Note, 02 February 2010: Since posting this yesterday, I’ve been informed by Kubotek that these deals were for 2009, and are no longer offered. Check with them for current offerings and pricing. Kubotek also tells me that they an “awesome year end and the best year ever.” Congratulations!

I received a series of emails towards the end of 2009 from Kubotek, offering $700 off on KeyCreator V9, including three months of free maintenance. Kubotek was offering other specials, too, such as 20% off on KeyCreator/KeyMachinist 3-Axis or Extended Translator bundle or $500 off a KeyCreator/Hypershot Rendering bundle and a 30% discount for existing customers on KeyMachinist or Extended Translators. Then today, to coincide with the start of SolidWorks World, Alibre announced a permanent price reduction for Alibre Standard to $97 upfront plus $97/year for maintenance and a new pricing structure for its other products. While this is good for buyers interested in starting with Kubotek’s or Alibre’s products or expanding an installation, I have to wonder how good this is, long term, for each vendor.

Pricing is very tricky business. Finding the right balance between a product’s perceived value, what the producer needs to stay profitable and grow, and what the competition offers is usually the result of trial and error. Alibre and Kubotek are both established businesses, so it’s likely that their management tested these prices to ensure that the company can remain profitable and that cannibalization from more established products is kept to a minimum, but it’s still a worrying trend.

There is one radical difference between the Kubotek and Alibre approaches. Kubotek is discounting while Alibre has announced a permanent price change. Drastic discounting creates the very real risk that customers will never again pay full price because they perceive the value of the product as the lowest price they’ve ever paid. Think of an iPod, if you’re not familiar with CAD products. The base model is an MP3 player priced several times higher than competing products, yet iPods fly of the shelves. Apple has convinced consumers that its cool, sexy fashion accessories are worth the premium. To bolster its value image, It does not allow retailers to discount its products. Discounting makes consumers think of Wal-mart, not Neiman Marcus.

If a producer does want to adjust pricing, it’s better to simply change it, as Alibre has done. Offering a discount implies that this is a limited-time offer and that the price will return to normal at the end of the promotion period. Changing the pricing on a permanent basis (“New low price — same great product”), on the other hand, resets the buyer’s impression of the product and its value and can make the producer appear responsive to customers’ new business reality. It doesn’t create a sense of urgency, however, and perhaps that’s what Kubotek is after.

I think most buyers want to get their goods as cheaply as possible (a visceral reaction) but realize that their vendors need to stay in business (a logical reaction) in order to deliver support.
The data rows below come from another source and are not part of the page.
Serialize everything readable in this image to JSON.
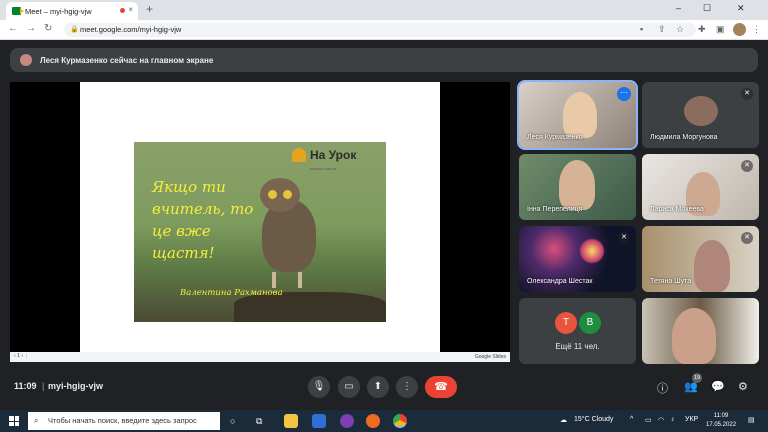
{
  "browser": {
    "tab_title": "Meet – myi-hgig-vjw",
    "tab_close": "×",
    "new_tab": "+",
    "url": "meet.google.com/myi-hgig-vjw",
    "window_controls": [
      "–",
      "☐",
      "✕"
    ]
  },
  "meet": {
    "banner_text": "Леся Курмазенко сейчас на главном экране",
    "slide": {
      "logo_text": "На Урок",
      "logo_sub": "naurok.com.ua",
      "quote": "Якщо ти вчитель, то це вже щастя!",
      "author": "Валентина Рахманова"
    },
    "stage_footer": {
      "page": "‹  1  ›  ⋮",
      "brand": "Google Slides"
    },
    "participants": [
      {
        "name": "Леся Курмазенко",
        "active": true
      },
      {
        "name": "Людмила Моргунова",
        "muted": true
      },
      {
        "name": "Інна Перепелиця"
      },
      {
        "name": "Лариса Мокеева",
        "muted": true
      },
      {
        "name": "Олександра Шестак",
        "muted": true
      },
      {
        "name": "Тетяна Шута",
        "muted": true
      },
      {
        "name": "Ещё 11 чел.",
        "initials": [
          "Т",
          "В"
        ],
        "colors": [
          "#e8553e",
          "#1e8e3e"
        ]
      },
      {
        "name": ""
      }
    ],
    "bottom": {
      "time": "11:09",
      "separator": "|",
      "meeting_code": "myi-hgig-vjw",
      "participants_count": "19"
    }
  },
  "taskbar": {
    "search_placeholder": "Чтобы начать поиск, введите здесь запрос",
    "weather": "15°C  Cloudy",
    "lang": "УКР",
    "time": "11:09",
    "date": "17.05.2022"
  }
}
Let’s hope the decision to change pricing turns out to be a sensible one for each vendor and that their long-term viability is intact.